The beginning of this week brought the beginning of a new year: Rosh HaShanah, the celebration of the Jewish New Year, began on Monday. I had in mind a few thoughts I wanted to share, and every intention of doing so on Tuesday.
Then on a Monday a student at NC State completed suicide, and on Tuesday I had homework, and on Tuesday night I fought to finish my homework due Wednesday.
So in the midst of all these things, I never even realized I hadn’t welcomed the new year on my blog, and being on campus, in classes, the most I had been able to do to celebrate this occasion was share some apples and honey with others in the community. On Monday, a fellow math student had shared challah in the graduate lounge. That had made my day.
The truth is, death is a great occasion to think about life, and a new year is a great occasion to think about what we’re doing with our lives. So, naturally, I did.

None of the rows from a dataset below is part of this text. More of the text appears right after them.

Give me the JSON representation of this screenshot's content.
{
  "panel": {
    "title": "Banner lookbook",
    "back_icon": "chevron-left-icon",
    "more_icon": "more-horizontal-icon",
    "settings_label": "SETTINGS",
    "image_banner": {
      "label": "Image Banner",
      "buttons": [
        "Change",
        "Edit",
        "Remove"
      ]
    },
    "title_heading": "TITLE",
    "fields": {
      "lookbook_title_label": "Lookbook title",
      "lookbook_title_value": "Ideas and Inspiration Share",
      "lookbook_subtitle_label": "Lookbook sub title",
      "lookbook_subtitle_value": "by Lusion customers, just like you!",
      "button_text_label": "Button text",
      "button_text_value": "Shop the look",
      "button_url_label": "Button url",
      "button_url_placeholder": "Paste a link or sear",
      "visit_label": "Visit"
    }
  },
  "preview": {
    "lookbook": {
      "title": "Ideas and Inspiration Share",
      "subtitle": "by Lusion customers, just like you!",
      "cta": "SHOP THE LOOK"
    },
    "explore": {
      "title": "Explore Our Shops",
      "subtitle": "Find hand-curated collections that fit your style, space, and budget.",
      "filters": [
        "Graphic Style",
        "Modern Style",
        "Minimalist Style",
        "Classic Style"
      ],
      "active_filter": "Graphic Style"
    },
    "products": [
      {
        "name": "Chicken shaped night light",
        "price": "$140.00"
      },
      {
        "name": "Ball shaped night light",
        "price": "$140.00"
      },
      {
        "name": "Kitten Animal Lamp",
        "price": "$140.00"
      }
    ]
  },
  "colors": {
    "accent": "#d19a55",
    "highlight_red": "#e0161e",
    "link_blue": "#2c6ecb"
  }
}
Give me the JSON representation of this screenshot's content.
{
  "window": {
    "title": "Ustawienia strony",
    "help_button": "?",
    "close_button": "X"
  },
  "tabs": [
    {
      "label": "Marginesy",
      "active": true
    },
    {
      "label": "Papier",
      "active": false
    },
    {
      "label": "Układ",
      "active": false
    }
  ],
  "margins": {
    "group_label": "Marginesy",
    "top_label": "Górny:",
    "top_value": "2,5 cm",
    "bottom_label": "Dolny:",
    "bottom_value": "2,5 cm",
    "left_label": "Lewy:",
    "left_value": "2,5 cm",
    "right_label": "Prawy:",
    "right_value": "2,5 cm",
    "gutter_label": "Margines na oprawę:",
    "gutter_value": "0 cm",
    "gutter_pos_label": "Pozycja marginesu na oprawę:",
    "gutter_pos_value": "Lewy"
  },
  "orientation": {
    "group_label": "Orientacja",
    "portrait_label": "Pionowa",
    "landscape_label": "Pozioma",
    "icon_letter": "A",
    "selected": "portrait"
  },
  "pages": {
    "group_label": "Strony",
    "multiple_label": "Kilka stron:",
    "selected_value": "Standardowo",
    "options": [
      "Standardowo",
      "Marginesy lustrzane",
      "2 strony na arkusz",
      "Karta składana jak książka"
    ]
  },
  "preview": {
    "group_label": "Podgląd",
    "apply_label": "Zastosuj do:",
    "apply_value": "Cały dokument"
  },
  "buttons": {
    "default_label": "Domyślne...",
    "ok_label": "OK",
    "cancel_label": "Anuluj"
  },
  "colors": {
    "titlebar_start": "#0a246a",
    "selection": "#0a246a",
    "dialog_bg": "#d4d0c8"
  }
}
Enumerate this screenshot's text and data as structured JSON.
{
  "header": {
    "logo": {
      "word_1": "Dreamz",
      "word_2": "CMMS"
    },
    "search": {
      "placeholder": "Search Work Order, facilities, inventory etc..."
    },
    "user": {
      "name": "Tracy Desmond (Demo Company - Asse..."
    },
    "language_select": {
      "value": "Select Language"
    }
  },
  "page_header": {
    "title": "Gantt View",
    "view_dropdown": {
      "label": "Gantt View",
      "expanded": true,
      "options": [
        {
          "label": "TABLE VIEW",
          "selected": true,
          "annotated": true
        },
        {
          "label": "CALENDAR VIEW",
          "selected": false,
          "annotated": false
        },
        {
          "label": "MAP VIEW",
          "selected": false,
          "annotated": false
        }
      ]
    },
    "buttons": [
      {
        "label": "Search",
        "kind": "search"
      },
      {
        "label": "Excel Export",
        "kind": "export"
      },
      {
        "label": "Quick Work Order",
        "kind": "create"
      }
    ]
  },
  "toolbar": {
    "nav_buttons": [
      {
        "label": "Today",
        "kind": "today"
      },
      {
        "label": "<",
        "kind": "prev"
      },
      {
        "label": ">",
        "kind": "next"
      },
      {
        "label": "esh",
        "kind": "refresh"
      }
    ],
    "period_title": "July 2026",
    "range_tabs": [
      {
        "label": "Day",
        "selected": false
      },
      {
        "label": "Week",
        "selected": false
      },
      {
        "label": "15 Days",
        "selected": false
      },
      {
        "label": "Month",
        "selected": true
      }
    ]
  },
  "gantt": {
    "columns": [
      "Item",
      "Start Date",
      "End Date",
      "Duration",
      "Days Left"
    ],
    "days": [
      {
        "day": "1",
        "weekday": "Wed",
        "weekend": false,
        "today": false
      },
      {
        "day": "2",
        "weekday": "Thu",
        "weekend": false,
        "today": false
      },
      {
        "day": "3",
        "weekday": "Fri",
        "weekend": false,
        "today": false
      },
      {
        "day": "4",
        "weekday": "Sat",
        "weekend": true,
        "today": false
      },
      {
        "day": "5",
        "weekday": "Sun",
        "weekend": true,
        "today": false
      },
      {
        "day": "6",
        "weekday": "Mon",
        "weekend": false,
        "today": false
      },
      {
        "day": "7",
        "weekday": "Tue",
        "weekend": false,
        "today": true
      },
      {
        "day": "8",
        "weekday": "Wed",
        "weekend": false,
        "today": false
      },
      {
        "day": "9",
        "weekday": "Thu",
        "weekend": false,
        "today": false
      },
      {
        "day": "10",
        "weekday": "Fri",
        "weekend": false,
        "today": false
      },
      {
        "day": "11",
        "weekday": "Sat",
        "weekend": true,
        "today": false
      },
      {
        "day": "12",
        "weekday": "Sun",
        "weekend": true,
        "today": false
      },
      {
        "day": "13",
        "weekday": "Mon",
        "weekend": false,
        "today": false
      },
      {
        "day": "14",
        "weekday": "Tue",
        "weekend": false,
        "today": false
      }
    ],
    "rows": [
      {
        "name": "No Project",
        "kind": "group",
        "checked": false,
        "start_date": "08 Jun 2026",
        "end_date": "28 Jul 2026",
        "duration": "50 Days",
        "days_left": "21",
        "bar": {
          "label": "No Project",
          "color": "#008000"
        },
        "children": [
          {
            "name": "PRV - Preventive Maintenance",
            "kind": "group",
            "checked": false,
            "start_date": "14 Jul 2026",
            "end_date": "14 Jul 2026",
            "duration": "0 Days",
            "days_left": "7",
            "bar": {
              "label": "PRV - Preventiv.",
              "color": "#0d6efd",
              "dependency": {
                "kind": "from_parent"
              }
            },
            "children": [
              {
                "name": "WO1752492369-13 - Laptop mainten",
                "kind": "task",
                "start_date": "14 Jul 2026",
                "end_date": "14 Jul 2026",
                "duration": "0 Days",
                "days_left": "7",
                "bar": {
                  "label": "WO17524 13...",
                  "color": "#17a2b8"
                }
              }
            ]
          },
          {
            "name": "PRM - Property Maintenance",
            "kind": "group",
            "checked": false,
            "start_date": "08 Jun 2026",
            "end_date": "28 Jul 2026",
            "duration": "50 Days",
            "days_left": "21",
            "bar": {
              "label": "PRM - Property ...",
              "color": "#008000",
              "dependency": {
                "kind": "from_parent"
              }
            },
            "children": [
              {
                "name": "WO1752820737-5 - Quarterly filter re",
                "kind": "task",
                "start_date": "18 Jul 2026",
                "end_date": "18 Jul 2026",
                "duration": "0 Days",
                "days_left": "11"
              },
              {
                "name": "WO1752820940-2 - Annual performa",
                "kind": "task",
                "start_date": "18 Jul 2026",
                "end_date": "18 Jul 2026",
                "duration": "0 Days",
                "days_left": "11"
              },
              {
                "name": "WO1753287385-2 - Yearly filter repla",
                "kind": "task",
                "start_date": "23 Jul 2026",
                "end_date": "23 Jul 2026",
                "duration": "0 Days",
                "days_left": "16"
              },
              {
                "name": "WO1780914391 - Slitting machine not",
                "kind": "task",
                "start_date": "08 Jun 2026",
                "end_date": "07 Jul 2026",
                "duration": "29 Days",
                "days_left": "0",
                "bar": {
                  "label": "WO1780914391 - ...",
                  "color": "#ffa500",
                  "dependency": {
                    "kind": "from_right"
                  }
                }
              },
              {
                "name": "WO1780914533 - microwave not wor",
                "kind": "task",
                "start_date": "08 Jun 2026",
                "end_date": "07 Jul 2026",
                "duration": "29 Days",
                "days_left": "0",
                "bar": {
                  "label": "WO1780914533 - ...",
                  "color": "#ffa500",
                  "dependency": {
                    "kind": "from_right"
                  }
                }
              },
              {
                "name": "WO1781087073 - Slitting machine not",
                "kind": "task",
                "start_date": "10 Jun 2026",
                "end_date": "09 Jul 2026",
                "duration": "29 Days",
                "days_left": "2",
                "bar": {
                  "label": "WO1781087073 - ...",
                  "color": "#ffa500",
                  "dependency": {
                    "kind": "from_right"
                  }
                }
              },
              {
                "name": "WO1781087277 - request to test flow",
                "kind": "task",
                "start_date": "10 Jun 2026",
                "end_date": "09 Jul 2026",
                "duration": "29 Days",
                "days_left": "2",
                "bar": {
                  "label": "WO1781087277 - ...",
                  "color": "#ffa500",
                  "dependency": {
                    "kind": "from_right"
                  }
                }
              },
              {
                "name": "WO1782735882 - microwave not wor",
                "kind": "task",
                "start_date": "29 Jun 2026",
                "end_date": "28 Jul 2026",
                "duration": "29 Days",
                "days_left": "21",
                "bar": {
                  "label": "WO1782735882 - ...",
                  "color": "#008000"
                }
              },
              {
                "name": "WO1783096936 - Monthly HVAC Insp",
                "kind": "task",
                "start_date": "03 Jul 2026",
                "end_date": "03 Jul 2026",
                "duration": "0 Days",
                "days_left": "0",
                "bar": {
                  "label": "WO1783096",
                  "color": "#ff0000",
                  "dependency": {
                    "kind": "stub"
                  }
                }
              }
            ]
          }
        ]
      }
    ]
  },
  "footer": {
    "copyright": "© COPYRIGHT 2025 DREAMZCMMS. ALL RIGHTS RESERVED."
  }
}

Last night Rosh HaShanah began, the start of the Jewish year 5774. For most this meant traveling to services, eating apples and honey (for a sweet and prosperous new year), and hearing the shofar–a ram’s horn–blown. For me it meant none of the above.
I could easily steer this conversation in about five directions, depending on how I choose my next few words, and since each road isn’t incredibly long and all equally relevant, my task now is to touch each of them in turn.
I’d like to begin by saying Shanah tovah to all my readers! This past Wednesday began Rosh HaShanah, the celebration of the Jewish new year and one of the most important holidays in the Jewish year. The ten days following until Yom Kippur (the Day of Atonement) next Saturday are referred to as the Days of Awe and are a time to seek forgiveness and make amends for the coming year.
Today, however, my focus is still on the Pirkei Avot.
Rosh HaShanah. To some, wwo odd-sounding words you might not even know if you’re saying right. But to the entire Jewish community, one of our most holiest days: The Jewish new year. I could go on for a long time about customs and traditions and meanings and all that, but that would be tangent, I suppose, to the point of Rosh HaShanah being today and Rosh HaShanah being the new year.
And who doesn’t love new things? Certainly, they’re something to be thankful for.